### Task to carry out
From the first line to the last, return the data exactly as written.

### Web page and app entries
□ □ □ □ □ □ □

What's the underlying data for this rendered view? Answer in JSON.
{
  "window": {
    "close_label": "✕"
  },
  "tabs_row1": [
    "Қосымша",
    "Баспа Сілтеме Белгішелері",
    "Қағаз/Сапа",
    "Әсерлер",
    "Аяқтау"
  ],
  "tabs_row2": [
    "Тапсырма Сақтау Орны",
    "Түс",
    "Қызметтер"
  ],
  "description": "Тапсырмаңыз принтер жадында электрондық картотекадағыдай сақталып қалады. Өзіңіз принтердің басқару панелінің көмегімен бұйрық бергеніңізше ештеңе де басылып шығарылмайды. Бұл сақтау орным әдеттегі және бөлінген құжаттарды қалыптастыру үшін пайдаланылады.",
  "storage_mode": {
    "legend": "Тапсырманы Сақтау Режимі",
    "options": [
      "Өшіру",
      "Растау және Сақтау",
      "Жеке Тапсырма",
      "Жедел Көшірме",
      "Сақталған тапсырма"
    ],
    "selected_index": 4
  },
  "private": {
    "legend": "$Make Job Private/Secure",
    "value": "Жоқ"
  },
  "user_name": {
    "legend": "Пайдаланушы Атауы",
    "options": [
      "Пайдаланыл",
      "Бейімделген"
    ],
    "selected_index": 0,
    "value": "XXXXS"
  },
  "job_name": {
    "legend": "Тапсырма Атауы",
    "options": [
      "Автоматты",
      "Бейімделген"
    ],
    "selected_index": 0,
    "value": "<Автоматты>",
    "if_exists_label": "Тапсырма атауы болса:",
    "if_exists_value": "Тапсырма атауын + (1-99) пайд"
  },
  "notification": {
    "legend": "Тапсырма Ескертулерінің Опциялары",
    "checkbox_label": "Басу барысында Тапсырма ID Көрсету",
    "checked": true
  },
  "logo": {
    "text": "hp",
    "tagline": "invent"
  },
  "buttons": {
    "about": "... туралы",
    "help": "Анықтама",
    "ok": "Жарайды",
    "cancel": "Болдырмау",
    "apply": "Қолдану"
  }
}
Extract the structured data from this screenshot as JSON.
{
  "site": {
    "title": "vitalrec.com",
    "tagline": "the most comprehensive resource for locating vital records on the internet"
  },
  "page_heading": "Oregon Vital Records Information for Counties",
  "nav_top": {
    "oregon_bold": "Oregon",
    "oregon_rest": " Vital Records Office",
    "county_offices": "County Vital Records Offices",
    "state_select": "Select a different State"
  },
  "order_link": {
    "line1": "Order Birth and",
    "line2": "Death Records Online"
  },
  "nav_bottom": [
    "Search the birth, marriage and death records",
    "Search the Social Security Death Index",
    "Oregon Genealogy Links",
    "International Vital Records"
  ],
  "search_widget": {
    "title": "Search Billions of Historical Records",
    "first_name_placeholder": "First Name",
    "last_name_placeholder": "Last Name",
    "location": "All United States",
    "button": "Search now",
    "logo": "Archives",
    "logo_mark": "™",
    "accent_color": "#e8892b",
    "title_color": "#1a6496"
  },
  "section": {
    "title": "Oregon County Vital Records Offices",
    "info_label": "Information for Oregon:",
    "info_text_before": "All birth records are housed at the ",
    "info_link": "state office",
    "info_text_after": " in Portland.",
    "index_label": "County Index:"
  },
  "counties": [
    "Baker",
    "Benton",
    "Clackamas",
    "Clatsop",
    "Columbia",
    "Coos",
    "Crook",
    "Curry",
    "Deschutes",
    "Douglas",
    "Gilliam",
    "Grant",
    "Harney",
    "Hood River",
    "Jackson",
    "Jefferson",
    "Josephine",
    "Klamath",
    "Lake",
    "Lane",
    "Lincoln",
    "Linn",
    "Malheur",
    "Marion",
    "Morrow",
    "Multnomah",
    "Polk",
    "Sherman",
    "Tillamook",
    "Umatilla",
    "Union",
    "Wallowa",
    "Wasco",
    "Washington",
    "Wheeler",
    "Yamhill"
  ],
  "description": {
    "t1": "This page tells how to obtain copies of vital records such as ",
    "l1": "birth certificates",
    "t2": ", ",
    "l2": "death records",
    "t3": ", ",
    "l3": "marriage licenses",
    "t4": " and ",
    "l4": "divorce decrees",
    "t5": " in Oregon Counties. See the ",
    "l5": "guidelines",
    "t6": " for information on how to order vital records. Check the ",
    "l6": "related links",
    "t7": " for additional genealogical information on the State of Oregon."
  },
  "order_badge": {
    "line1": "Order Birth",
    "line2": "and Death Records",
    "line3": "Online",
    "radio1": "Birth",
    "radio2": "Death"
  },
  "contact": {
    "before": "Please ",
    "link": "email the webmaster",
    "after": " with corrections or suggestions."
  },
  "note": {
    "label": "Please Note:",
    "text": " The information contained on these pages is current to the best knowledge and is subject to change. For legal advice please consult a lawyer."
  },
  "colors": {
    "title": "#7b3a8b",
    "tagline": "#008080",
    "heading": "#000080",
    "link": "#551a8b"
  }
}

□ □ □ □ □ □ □

### Task output
What's the underlying data for this rendered view? Answer in JSON.
{
  "window": {
    "close_label": "✕"
  },
  "tabs_row1": [
    "Қосымша",
    "Баспа Сілтеме Белгішелері",
    "Қағаз/Сапа",
    "Әсерлер",
    "Аяқтау"
  ],
  "tabs_row2": [
    "Тапсырма Сақтау Орны",
    "Түс",
    "Қызметтер"
  ],
  "description": "Тапсырмаңыз принтер жадында электрондық картотекадағыдай сақталып қалады. Өзіңіз принтердің басқару панелінің көмегімен бұйрық бергеніңізше ештеңе де басылып шығарылмайды. Бұл сақтау орным әдеттегі және бөлінген құжаттарды қалыптастыру үшін пайдаланылады.",
  "storage_mode": {
    "legend": "Тапсырманы Сақтау Режимі",
    "options": [
      "Өшіру",
      "Растау және Сақтау",
      "Жеке Тапсырма",
      "Жедел Көшірме",
      "Сақталған тапсырма"
    ],
    "selected_index": 4
  },
  "private": {
    "legend": "$Make Job Private/Secure",
    "value": "Жоқ"
  },
  "user_name": {
    "legend": "Пайдаланушы Атауы",
    "options": [
      "Пайдаланыл",
      "Бейімделген"
    ],
    "selected_index": 0,
    "value": "XXXXS"
  },
  "job_name": {
    "legend": "Тапсырма Атауы",
    "options": [
      "Автоматты",
      "Бейімделген"
    ],
    "selected_index": 0,
    "value": "<Автоматты>",
    "if_exists_label": "Тапсырма атауы болса:",
    "if_exists_value": "Тапсырма атауын + (1-99) пайд"
  },
  "notification": {
    "legend": "Тапсырма Ескертулерінің Опциялары",
    "checkbox_label": "Басу барысында Тапсырма ID Көрсету",
    "checked": true
  },
  "logo": {
    "text": "hp",
    "tagline": "invent"
  },
  "buttons": {
    "about": "... туралы",
    "help": "Анықтама",
    "ok": "Жарайды",
    "cancel": "Болдырмау",
    "apply": "Қолдану"
  }
}
Extract the structured data from this screenshot as JSON.
{
  "site": {
    "title": "vitalrec.com",
    "tagline": "the most comprehensive resource for locating vital records on the internet"
  },
  "page_heading": "Oregon Vital Records Information for Counties",
  "nav_top": {
    "oregon_bold": "Oregon",
    "oregon_rest": " Vital Records Office",
    "county_offices": "County Vital Records Offices",
    "state_select": "Select a different State"
  },
  "order_link": {
    "line1": "Order Birth and",
    "line2": "Death Records Online"
  },
  "nav_bottom": [
    "Search the birth, marriage and death records",
    "Search the Social Security Death Index",
    "Oregon Genealogy Links",
    "International Vital Records"
  ],
  "search_widget": {
    "title": "Search Billions of Historical Records",
    "first_name_placeholder": "First Name",
    "last_name_placeholder": "Last Name",
    "location": "All United States",
    "button": "Search now",
    "logo": "Archives",
    "logo_mark": "™",
    "accent_color": "#e8892b",
    "title_color": "#1a6496"
  },
  "section": {
    "title": "Oregon County Vital Records Offices",
    "info_label": "Information for Oregon:",
    "info_text_before": "All birth records are housed at the ",
    "info_link": "state office",
    "info_text_after": " in Portland.",
    "index_label": "County Index:"
  },
  "counties": [
    "Baker",
    "Benton",
    "Clackamas",
    "Clatsop",
    "Columbia",
    "Coos",
    "Crook",
    "Curry",
    "Deschutes",
    "Douglas",
    "Gilliam",
    "Grant",
    "Harney",
    "Hood River",
    "Jackson",
    "Jefferson",
    "Josephine",
    "Klamath",
    "Lake",
    "Lane",
    "Lincoln",
    "Linn",
    "Malheur",
    "Marion",
    "Morrow",
    "Multnomah",
    "Polk",
    "Sherman",
    "Tillamook",
    "Umatilla",
    "Union",
    "Wallowa",
    "Wasco",
    "Washington",
    "Wheeler",
    "Yamhill"
  ],
  "description": {
    "t1": "This page tells how to obtain copies of vital records such as ",
    "l1": "birth certificates",
    "t2": ", ",
    "l2": "death records",
    "t3": ", ",
    "l3": "marriage licenses",
    "t4": " and ",
    "l4": "divorce decrees",
    "t5": " in Oregon Counties. See the ",
    "l5": "guidelines",
    "t6": " for information on how to order vital records. Check the ",
    "l6": "related links",
    "t7": " for additional genealogical information on the State of Oregon."
  },
  "order_badge": {
    "line1": "Order Birth",
    "line2": "and Death Records",
    "line3": "Online",
    "radio1": "Birth",
    "radio2": "Death"
  },
  "contact": {
    "before": "Please ",
    "link": "email the webmaster",
    "after": " with corrections or suggestions."
  },
  "note": {
    "label": "Please Note:",
    "text": " The information contained on these pages is current to the best knowledge and is subject to change. For legal advice please consult a lawyer."
  },
  "colors": {
    "title": "#7b3a8b",
    "tagline": "#008080",
    "heading": "#000080",
    "link": "#551a8b"
  }
}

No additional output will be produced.